All this has echoes of Suharto who systematically depoliticised (read: violently repressed and disbanded) all independent organisations, including religious ones, for fear they could become bases for organised opposition against the regime. Indonesian democrats may have overthrown Suharto but West Papua is not part of a new democratic Indonesia. What is deeply concerning is that in the Papuan context the label “separatist” is regularly applied to Papuan leaders as a pretext for justifying extra-judicial action by security forces.
This is where the plot thickens.
According to the letter, the General decided to become involved in the Kingmi conflict after a Kingmi Indonesia pastor, Reverend Karel Maniani, personally asked the Army to protect his parishioners. But Reverend Maniani himself was previously a member of “Group Nine” of the Papuan Freedom Movement (or OPM). In the 1980s Maniani was jailed for four years in the notorious Kalisosok Prison. What happened to Maniani on the journey from freedom fighter to Army petitioner?
To make things stranger, the conservative US-based evangelical Christian Missionary Association backs Maniani and Kingmi Indonesia against Kingmi Papua. At stake is not only valuable church property and access to Special Autonomy funds, it is also over influence of a broad Papua base. Kingmi Papua has half a million members. Virtually all of them are indigenous Papuans from the fractious Highlands, around a third of the entire Papuan population.
When I asked Benny Giay about all this his reply was revealing. For years he said he was part of a church that was more concerned with “saving souls” than the day-to-day oppression of the Papuans. “The Kingmi church has been complicit with the suffering of the Papuans. We need to confess our sins and follow the narrow path of Jesus. This Gospel is very clear; we must stand with the oppressed and work to alleviate their suffering. I hope we can cast off our fear and stay firm to this path.”
Giay has a vision for an independent Papuan church; a uniquely Papuan church that makes space for Papuans to begin to articulate their own theology, one that sees God present in Papuan history and culture. Giay and his colleagues are slowly building up a church that commits itself to solidarity with the poor and oppressed; one that is led by the Papuans themselves. That may not sound much to a reader unfamiliar with Papuan politics, but in West Papua it is a big deal.

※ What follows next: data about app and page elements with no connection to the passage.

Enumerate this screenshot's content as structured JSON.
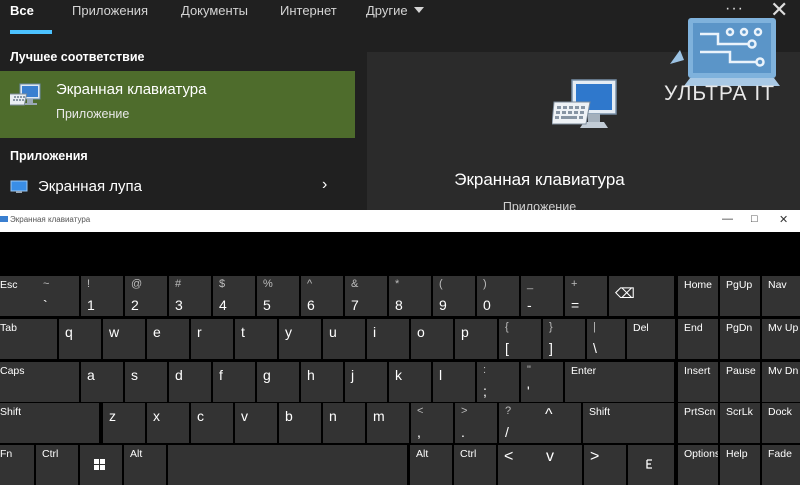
{
  "search": {
    "tabs": [
      "Все",
      "Приложения",
      "Документы",
      "Интернет",
      "Другие"
    ],
    "more": "···",
    "close": "✕",
    "best_match_title": "Лучшее соответствие",
    "best_match": {
      "title": "Экранная клавиатура",
      "type": "Приложение",
      "icon": "keyboard-monitor-icon"
    },
    "apps_title": "Приложения",
    "apps": [
      {
        "label": "Экранная лупа",
        "icon": "magnifier-icon"
      }
    ],
    "preview": {
      "title": "Экранная клавиатура",
      "type": "Приложение",
      "icon": "keyboard-monitor-icon"
    }
  },
  "watermark": {
    "text": "УЛЬТРА IT"
  },
  "osk": {
    "title": "Экранная клавиатура",
    "window_buttons": [
      "—",
      "□",
      "✕"
    ]
  },
  "keyboard": {
    "rows": [
      [
        {
          "main": "Esc"
        },
        {
          "main": "`",
          "shift": "~"
        },
        {
          "main": "1",
          "shift": "!"
        },
        {
          "main": "2",
          "shift": "@"
        },
        {
          "main": "3",
          "shift": "#"
        },
        {
          "main": "4",
          "shift": "$"
        },
        {
          "main": "5",
          "shift": "%"
        },
        {
          "main": "6",
          "shift": "^"
        },
        {
          "main": "7",
          "shift": "&"
        },
        {
          "main": "8",
          "shift": "*"
        },
        {
          "main": "9",
          "shift": "("
        },
        {
          "main": "0",
          "shift": ")"
        },
        {
          "main": "-",
          "shift": "_"
        },
        {
          "main": "=",
          "shift": "+"
        },
        {
          "main": "⌫"
        },
        {
          "main": "Home"
        },
        {
          "main": "PgUp"
        },
        {
          "main": "Nav"
        }
      ],
      [
        {
          "main": "Tab"
        },
        {
          "main": "q"
        },
        {
          "main": "w"
        },
        {
          "main": "e"
        },
        {
          "main": "r"
        },
        {
          "main": "t"
        },
        {
          "main": "y"
        },
        {
          "main": "u"
        },
        {
          "main": "i"
        },
        {
          "main": "o"
        },
        {
          "main": "p"
        },
        {
          "main": "[",
          "shift": "{"
        },
        {
          "main": "]",
          "shift": "}"
        },
        {
          "main": "\\",
          "shift": "|"
        },
        {
          "main": "Del"
        },
        {
          "main": "End"
        },
        {
          "main": "PgDn"
        },
        {
          "main": "Mv Up"
        }
      ],
      [
        {
          "main": "Caps"
        },
        {
          "main": "a"
        },
        {
          "main": "s"
        },
        {
          "main": "d"
        },
        {
          "main": "f"
        },
        {
          "main": "g"
        },
        {
          "main": "h"
        },
        {
          "main": "j"
        },
        {
          "main": "k"
        },
        {
          "main": "l"
        },
        {
          "main": ";",
          "shift": ":"
        },
        {
          "main": "'",
          "shift": "\""
        },
        {
          "main": "Enter"
        },
        {
          "main": "Insert"
        },
        {
          "main": "Pause"
        },
        {
          "main": "Mv Dn"
        }
      ],
      [
        {
          "main": "Shift"
        },
        {
          "main": "z"
        },
        {
          "main": "x"
        },
        {
          "main": "c"
        },
        {
          "main": "v"
        },
        {
          "main": "b"
        },
        {
          "main": "n"
        },
        {
          "main": "m"
        },
        {
          "main": ",",
          "shift": "<"
        },
        {
          "main": ".",
          "shift": ">"
        },
        {
          "main": "/",
          "shift": "?"
        },
        {
          "main": "^"
        },
        {
          "main": "Shift"
        },
        {
          "main": "PrtScn"
        },
        {
          "main": "ScrLk"
        },
        {
          "main": "Dock"
        }
      ],
      [
        {
          "main": "Fn"
        },
        {
          "main": "Ctrl"
        },
        {
          "main": "windows-icon"
        },
        {
          "main": "Alt"
        },
        {
          "main": ""
        },
        {
          "main": "Alt"
        },
        {
          "main": "Ctrl"
        },
        {
          "main": "<"
        },
        {
          "main": "v"
        },
        {
          "main": ">"
        },
        {
          "main": "keyboard-layout-icon"
        },
        {
          "main": "Options"
        },
        {
          "main": "Help"
        },
        {
          "main": "Fade"
        }
      ]
    ]
  },
  "colors": {
    "panel": "#202020",
    "highlight": "#4e6c2c",
    "accent": "#4cc2ff",
    "key": "#333333",
    "keyboard_bg": "#000000"
  }
}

Just ask the General.
SCAN OF ORIGINAL LETTER SIGNED BY MAJ-GEN ERFI TRIASSUNU